Rhino Hunt in South-Africa Part 1-2 (approx. 20 Min/Part)
The rhino is second largest land animal after the elephant. Its 2.5-3-ton weight, sizeable horn and stern, irritable nature justifies its mention among the 5 most dangerous large games in Africa. Although its vision is not the brightest, given its sensitive sense of smell, even the smallest breeze can give away the presence of a human.
The rhino spends the better part of the day among the safety of the dense thicket. The hunters usually trace the bull’s tracks in the sand and start pursuing the beast with the help of an experienced tracker. Stalking a rhino can only be done successfully in favourable wind conditions, given its infallible sense of smell. Moreover, the tickbirds often accompanying the rhino immediately signal the approaching danger with their loud chatter. The startled rhino flees with its tail raised, but does not normally run far, (but) it stops to listen as soon as it finds dense vegetation. He often turns back out of curiosity to uncover the source of the noise. The hunters can easily incite the hefty beast to attack if they venture too close.
If the winds are favourable, a rhino can even be stalked in open field. Provided that the hunter obeys certain ground rules, he stands a good change at taking the desired bull down. The animal tends to hang its large, heavy head, further impairing its eyesight, since visibility is also restricted by the surrounding vegetation. When the rhino’s head is not covered by vegetation, the hunter must be motionless. One should avoid shooting a rhino from the front as the risk of wounding is high, and the trophy of the animal, the rhino horn, may also get damaged. The hunter should only take a frontal shot if the rhino is on the attack and he has no other choice.
The hunter must try to get as close as possible in almost complete silence. He should wait for the beast to arrive at a clearing and turns sideways to the hunter.

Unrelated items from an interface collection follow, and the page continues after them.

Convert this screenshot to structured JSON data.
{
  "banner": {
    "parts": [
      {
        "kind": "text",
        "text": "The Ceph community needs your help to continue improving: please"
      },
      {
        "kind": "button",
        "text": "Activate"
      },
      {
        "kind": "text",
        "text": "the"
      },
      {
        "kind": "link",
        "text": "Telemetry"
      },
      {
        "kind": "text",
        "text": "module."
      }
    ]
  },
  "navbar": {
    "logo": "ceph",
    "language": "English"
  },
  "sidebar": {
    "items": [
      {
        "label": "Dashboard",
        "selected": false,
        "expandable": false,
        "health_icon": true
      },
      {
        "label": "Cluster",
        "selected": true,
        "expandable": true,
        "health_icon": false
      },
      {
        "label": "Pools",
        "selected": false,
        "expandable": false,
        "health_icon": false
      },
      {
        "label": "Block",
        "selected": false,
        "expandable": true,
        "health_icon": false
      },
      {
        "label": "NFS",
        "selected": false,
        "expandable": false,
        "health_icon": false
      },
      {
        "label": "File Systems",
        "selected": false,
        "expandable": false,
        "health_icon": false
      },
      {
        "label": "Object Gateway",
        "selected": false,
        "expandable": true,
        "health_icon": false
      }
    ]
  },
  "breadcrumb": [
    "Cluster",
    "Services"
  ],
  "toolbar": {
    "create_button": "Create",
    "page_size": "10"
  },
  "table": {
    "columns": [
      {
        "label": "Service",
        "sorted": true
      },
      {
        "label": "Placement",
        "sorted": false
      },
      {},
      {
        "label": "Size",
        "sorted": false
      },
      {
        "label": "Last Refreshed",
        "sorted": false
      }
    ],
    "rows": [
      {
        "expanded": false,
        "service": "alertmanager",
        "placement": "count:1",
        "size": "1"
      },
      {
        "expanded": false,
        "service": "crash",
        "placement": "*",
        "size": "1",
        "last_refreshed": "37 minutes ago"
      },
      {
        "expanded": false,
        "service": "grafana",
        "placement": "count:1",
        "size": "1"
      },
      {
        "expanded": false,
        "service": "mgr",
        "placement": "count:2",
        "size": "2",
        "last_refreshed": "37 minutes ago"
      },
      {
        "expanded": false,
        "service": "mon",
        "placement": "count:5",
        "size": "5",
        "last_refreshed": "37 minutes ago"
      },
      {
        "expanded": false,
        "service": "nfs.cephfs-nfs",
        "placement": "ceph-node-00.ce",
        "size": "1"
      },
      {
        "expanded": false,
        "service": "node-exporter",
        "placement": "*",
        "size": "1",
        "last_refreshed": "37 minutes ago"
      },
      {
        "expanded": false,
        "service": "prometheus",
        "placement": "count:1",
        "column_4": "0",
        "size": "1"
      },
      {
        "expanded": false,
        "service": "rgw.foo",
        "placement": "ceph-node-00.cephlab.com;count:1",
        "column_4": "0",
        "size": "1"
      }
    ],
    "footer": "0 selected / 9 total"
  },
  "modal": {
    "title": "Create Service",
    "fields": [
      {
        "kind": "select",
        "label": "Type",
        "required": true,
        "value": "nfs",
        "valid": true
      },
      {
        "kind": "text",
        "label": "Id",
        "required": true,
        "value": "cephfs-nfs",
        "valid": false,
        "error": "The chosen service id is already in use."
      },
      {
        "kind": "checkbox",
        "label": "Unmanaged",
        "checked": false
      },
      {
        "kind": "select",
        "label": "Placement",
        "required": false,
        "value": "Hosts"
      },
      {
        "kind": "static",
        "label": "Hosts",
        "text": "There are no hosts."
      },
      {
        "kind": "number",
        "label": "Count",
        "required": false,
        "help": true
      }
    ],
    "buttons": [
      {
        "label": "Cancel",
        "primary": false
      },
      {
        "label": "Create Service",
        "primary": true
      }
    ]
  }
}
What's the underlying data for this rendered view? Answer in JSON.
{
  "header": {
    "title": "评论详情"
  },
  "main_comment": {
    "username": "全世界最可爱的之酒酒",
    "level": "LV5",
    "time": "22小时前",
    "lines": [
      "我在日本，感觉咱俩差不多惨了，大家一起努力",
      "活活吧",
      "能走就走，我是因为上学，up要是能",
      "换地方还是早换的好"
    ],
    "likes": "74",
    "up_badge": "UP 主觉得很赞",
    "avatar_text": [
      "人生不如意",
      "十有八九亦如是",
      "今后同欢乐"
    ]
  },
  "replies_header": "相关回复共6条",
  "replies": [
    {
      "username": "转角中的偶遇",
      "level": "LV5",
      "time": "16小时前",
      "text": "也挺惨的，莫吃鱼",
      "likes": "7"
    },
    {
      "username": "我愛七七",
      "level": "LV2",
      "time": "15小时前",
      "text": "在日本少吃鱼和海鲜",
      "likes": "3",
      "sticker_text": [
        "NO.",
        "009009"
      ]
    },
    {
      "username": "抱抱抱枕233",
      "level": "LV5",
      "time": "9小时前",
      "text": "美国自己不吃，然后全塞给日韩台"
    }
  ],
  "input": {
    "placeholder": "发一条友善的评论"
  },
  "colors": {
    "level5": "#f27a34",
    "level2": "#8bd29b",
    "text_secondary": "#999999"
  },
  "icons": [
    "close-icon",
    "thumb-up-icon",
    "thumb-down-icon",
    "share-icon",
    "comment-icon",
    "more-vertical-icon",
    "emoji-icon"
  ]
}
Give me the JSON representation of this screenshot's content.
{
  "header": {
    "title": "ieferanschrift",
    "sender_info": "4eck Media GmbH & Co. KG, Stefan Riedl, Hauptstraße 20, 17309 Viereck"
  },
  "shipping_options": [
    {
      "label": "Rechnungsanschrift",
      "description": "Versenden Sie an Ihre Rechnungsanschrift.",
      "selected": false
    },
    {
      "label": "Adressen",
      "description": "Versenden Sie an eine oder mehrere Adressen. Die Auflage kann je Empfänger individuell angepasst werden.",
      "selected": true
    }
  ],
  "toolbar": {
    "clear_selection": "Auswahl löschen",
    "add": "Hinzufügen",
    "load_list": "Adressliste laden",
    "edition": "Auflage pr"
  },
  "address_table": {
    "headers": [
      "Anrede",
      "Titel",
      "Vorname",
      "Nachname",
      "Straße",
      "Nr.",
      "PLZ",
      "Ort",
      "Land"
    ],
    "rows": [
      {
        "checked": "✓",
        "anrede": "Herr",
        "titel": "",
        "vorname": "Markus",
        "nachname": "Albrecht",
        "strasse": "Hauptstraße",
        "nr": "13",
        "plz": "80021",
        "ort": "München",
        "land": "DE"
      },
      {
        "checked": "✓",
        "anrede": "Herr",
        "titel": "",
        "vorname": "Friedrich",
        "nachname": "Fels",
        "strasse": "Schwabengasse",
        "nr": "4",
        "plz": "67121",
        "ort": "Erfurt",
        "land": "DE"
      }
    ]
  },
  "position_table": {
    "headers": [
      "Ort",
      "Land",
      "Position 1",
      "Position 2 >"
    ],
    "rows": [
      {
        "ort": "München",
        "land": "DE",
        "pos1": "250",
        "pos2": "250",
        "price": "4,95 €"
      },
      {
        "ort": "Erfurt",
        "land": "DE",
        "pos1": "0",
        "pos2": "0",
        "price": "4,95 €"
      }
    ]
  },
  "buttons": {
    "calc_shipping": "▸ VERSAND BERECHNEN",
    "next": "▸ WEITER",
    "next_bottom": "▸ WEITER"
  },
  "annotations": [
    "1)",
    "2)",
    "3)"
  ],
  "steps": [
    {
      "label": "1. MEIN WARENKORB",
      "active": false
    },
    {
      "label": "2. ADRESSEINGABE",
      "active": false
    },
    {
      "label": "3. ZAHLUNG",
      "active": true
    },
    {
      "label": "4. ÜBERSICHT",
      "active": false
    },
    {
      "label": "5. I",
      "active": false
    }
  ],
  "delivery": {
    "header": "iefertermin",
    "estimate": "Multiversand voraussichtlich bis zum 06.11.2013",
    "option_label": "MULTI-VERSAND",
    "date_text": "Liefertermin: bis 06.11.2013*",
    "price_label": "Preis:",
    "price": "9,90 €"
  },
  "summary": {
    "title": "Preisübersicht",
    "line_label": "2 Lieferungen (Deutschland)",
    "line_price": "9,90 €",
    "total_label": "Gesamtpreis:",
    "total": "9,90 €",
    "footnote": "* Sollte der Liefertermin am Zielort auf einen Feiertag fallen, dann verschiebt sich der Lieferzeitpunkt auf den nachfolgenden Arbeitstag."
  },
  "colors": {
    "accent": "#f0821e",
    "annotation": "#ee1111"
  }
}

Pursuing the rhino in the thicket makes for a nerve-wrecking, dangerous hunt. The thick, dry vegetation creates an impenetrable living wall, fully absorbing the rhino’s grey colour and making the giant beast virtually invisible. Spotting the rhino hiding in the thicket requires a sharp eye and extensive experience. The hunters must often come dangerously close to be able to take a precise and lethal shot. If they don’t succeed for the first try, the wounded, enraged rhino may attack the hunters head on. In a terrain covered with thin, prickly bushes, quickly climbing up a tree is hardly an option. In such cases, the hunter has nothing but his rifle and his presence of mind to rely on.